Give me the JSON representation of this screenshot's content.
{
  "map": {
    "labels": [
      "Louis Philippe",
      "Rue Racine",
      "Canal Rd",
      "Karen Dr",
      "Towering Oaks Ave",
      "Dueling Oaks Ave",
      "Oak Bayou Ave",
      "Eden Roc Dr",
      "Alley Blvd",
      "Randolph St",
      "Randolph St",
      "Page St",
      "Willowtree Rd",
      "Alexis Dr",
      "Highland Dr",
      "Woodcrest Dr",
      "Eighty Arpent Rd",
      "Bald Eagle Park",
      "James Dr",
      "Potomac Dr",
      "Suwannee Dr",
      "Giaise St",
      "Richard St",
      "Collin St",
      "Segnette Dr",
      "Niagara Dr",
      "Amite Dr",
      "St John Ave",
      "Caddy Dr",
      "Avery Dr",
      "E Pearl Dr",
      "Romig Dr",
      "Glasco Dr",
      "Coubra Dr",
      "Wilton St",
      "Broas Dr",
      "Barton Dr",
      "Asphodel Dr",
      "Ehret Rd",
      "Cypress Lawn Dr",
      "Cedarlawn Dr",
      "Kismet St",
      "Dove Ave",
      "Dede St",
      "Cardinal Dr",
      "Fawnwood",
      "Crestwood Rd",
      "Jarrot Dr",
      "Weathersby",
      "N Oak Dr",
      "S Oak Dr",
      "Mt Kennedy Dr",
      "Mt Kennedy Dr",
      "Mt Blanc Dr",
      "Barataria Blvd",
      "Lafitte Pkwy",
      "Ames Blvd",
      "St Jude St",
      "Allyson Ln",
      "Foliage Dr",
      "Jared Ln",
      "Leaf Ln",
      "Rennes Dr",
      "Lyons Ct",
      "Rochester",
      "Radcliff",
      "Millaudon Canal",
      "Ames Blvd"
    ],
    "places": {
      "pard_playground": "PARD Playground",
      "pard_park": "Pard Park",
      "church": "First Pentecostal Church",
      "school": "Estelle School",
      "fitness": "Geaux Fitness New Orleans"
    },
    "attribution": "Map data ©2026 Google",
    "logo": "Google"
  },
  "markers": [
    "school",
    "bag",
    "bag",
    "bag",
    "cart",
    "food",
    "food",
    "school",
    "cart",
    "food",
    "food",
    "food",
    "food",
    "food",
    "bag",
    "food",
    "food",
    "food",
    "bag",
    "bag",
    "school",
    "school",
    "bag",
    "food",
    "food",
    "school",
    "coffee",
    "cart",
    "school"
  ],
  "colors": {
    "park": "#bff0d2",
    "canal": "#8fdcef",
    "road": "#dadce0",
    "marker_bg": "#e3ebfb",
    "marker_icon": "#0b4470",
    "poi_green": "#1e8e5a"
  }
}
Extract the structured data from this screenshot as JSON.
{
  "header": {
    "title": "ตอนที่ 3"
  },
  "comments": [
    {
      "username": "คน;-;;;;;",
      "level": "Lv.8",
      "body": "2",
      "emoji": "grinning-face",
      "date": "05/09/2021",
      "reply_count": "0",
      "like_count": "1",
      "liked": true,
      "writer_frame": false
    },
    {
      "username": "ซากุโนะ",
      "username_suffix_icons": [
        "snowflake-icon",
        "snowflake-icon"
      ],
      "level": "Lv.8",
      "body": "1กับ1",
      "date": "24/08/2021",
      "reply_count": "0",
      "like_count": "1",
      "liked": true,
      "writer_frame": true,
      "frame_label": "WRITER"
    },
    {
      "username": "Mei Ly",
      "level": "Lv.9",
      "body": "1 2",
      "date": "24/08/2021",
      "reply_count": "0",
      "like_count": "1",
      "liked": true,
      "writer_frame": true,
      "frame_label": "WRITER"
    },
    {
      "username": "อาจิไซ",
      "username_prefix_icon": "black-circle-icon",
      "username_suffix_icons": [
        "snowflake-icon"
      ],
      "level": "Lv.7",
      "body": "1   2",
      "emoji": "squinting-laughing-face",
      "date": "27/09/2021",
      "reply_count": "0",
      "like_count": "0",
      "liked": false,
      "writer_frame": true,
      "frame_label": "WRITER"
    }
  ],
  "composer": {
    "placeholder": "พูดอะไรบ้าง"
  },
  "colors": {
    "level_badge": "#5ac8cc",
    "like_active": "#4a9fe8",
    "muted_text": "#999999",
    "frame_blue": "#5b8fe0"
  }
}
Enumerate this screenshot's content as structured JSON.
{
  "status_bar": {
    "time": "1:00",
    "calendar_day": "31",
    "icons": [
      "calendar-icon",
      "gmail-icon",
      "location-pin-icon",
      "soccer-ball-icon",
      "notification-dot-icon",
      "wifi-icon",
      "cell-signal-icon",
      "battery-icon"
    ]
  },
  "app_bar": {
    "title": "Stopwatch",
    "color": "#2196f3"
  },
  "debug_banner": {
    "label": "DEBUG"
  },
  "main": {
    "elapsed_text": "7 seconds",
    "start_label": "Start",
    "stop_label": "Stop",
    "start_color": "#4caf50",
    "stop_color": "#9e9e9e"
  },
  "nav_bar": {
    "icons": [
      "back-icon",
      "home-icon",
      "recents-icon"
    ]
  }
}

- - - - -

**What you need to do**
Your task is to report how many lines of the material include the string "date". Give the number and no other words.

**Response**
4